“I use my life’s journey and find songs with lyrics I relate to,” says trainer Aaron Williamson, who has worked with Dwayne Johnson, J.K. Simmons, and Zac Efron, among others. “That allows me to remind myself what I’ve been through and how far I’ve come. There’s something powerful about tuning out the world and tapping into your own well of tragedies and triumphs that can help someone take a normal workout and turn it into something epic.”

For trainer and fitness coach Michael Blevins, it’s the track “Idealistic” by the band Digitalism. He first heard it while taking a series of torturous bike rides through rural Bulgaria with his mentor, Mark Twight. 

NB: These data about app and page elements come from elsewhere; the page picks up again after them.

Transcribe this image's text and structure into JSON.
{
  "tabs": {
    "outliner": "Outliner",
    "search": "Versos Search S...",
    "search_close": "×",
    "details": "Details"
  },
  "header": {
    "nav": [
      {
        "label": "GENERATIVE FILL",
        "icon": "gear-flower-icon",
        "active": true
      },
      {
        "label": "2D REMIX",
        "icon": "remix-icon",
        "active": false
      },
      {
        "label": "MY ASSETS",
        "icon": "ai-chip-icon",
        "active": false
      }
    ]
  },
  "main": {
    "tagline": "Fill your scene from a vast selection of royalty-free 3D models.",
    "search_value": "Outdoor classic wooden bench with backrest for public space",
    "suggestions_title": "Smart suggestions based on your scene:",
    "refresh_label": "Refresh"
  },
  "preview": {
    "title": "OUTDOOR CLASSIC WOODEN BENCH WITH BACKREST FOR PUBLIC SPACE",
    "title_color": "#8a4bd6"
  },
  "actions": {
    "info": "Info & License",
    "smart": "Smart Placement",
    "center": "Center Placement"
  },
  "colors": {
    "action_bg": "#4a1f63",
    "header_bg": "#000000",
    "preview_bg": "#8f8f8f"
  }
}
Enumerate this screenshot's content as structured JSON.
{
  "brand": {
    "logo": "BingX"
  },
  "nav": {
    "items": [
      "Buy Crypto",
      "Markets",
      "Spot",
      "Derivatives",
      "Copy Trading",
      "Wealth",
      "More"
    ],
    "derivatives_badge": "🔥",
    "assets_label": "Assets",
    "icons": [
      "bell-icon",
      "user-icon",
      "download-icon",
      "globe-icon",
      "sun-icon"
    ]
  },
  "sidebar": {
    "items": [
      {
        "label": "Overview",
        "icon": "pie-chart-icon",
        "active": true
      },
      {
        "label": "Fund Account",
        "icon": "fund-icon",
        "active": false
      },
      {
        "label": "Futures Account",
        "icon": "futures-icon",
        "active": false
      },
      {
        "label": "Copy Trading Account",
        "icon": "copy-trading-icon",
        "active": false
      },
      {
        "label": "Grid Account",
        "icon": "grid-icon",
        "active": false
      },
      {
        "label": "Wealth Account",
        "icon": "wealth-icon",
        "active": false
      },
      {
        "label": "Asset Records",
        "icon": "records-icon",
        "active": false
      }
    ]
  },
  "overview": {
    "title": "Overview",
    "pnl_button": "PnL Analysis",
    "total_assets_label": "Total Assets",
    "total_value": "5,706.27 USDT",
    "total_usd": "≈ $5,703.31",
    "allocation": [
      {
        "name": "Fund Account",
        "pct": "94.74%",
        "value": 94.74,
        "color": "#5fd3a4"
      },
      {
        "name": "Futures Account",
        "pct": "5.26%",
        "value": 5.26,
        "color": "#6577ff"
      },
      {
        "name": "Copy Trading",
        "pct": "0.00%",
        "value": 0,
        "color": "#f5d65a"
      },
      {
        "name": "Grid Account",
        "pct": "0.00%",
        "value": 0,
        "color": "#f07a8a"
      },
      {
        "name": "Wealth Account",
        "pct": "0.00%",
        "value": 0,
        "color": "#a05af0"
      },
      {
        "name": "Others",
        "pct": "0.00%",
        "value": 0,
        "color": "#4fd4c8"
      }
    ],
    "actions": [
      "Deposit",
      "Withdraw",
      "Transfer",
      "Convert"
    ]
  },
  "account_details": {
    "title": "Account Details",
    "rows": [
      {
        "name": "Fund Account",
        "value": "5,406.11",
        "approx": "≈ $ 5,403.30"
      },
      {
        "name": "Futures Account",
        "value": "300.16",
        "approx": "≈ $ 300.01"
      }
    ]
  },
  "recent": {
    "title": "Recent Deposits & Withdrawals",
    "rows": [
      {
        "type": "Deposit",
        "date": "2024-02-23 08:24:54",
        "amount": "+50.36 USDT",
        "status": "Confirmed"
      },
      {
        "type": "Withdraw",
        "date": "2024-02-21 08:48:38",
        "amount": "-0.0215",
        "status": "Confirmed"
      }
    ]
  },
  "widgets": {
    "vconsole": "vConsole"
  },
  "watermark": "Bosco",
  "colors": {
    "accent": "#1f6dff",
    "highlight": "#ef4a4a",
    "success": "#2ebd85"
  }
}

“The song became a tempo and a beat for dealing with the obscurity of the Eastern European backdrop,” Blevins says. “The strangeness of the landscape for some reason fit the song. I used to just put that song on repeat and crank it up the steep climbs of Vitosha or the endless cobbled roads that were so rough the vibration made your hands bleed. We would get chased by feral dogs and were sketched out by the locals, who seemed to be behind the times by about a hundred years. Meanwhile, we had these epic battles uphill with each other. Whenever I hear it, I almost start to froth at the mouth.”

So go ahead and crank up that song, whatever it might be, though don’t do it for too long: Karageorghis also warns that listening to any music so loud that you can’t maintain a conversation—as is often the case in the gym, or on your headphones—might eventually damage the ears.

“I do think that looking forward,” Karageorghis says, “music will have a profound role to play in the health of the nation.”